includeStatements setting includes additional statements to the map that were not added by the statementSelectionMode.
# Selecting nodes with the
isInMap data flag
You can also pick single arguments or statements for the map by using the
isInMap data flag directly in the Argdown code:
The downside of this method is that you add map-specific data to elements in your Argdown document, thereby making it more difficult for others to change the selection and to generate a different map from the same document. This "tight coupling" of data and visualization is not recommended. If you want to pick single elements you should use the
excludeArguments selection settings instead. See the previous section for further details.
If you still prefer to use the

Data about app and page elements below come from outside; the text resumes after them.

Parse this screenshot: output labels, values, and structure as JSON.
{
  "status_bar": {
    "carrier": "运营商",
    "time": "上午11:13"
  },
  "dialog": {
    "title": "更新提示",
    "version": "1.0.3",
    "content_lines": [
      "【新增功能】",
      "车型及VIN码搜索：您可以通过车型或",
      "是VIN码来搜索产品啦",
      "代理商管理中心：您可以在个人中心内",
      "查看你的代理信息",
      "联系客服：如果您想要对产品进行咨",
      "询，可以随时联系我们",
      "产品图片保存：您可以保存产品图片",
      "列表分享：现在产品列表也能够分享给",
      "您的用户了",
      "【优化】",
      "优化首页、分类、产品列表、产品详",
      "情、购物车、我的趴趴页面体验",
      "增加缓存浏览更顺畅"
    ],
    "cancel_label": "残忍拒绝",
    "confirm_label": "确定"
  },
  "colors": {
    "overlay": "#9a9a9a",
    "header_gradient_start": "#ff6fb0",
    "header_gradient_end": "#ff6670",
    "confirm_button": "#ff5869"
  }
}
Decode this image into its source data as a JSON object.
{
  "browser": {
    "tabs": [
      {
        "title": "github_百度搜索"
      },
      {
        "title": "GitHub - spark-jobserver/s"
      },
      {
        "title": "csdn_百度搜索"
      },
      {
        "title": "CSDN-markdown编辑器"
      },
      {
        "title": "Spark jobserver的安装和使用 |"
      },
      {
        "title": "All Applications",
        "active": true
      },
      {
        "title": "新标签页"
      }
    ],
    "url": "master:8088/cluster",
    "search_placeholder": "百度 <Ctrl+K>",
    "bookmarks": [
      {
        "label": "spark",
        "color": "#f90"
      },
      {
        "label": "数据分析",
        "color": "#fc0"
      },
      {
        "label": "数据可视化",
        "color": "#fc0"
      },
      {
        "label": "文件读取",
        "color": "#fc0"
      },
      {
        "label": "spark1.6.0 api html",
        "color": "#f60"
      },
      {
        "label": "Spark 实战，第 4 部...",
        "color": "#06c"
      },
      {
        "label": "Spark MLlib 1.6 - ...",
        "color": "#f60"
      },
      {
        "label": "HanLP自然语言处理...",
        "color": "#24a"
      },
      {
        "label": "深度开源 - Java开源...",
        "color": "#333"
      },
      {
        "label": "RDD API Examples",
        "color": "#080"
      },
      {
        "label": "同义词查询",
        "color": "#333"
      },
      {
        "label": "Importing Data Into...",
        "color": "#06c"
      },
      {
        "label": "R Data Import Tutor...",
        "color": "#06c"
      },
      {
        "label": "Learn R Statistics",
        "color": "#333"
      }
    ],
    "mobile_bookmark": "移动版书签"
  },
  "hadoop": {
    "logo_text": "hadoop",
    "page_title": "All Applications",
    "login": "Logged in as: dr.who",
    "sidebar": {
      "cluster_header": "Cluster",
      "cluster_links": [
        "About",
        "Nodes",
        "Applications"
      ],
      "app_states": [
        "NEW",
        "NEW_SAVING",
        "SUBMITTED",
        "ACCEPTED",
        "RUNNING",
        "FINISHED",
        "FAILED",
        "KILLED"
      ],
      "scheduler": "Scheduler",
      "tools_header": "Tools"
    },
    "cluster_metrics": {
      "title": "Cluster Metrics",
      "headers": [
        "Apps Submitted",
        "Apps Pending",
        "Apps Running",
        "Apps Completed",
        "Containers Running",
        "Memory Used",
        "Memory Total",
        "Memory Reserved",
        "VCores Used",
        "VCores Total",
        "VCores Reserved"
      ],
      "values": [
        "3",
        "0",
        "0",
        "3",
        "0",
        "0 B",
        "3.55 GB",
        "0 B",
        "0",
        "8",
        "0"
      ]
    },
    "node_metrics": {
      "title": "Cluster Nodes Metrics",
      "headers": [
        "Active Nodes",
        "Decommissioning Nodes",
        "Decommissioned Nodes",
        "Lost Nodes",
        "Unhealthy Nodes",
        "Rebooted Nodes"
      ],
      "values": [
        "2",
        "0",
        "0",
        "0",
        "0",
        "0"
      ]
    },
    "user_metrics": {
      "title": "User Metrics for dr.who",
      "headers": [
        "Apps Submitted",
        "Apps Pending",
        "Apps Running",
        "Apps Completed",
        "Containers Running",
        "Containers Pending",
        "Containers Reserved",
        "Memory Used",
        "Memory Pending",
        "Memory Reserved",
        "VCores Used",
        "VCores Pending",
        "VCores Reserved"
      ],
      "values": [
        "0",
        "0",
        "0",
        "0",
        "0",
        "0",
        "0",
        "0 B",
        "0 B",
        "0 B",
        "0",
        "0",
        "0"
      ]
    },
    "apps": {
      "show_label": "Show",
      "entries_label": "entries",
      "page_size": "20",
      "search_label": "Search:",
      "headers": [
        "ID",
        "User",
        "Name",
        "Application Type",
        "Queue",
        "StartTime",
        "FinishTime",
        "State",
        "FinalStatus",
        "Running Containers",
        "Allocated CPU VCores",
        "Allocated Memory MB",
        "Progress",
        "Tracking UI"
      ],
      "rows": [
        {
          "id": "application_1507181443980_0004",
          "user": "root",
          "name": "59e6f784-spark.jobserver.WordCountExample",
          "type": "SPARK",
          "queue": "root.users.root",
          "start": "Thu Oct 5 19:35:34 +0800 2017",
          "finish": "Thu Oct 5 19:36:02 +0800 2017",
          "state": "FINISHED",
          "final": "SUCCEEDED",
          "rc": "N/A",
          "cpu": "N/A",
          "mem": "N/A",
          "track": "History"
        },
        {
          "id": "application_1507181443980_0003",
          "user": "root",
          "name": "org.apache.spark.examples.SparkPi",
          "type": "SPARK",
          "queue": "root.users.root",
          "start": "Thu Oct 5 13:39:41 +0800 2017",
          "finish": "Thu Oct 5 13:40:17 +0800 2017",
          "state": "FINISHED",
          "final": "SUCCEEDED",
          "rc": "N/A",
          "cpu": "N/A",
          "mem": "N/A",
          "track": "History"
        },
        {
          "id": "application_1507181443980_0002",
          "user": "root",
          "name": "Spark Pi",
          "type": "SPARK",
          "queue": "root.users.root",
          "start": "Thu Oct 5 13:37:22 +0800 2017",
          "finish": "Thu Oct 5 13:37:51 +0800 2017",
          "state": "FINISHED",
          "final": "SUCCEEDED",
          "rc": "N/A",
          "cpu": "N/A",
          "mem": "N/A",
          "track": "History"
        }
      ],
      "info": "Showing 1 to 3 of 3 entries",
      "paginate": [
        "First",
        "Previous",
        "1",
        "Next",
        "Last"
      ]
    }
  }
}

isInMap data flag or if you want to override the flags of other authors, you can use the
ignoreIsInMap selection setting. If set to true, all
isInMap data flags in your document will be ignored:
# Creating argument nodes for each inferential step
explodeArguments option you can automatically create several argument nodes from a singular complex argument. Your premise-conclusion-structures will be divided up into separate inferential steps (containing only one inference and conclusion). Each step will be put into its own argument so that each inferential step is represented as an argument node in the map. The arguments will be renamed, appending the step number to their name.
Here is an example:
Note how in this case attacks against the intermediary conclusion can be visualized, because it was automatically added as a statement to the map (using the statementSelectionMode
# Defining which statements are used in an inferential step
In complex arguments an inferential step sometimes does use statements for its inference that were already listed as premise in another inferential step. In other cases a conclusion of another inferential step is used that is not the directly preceding step.
In both of these cases you have to tell Argdown explicitely which statements were used in the inferential step. You can do so by adding a metadata list to the conclusion or the inference:
The perfect configuration for your inference trees
Jump over to the section on how to create oldschool argument maps and inference trees for even more configuration tips on how to visualize the inferential structure of complex arguments.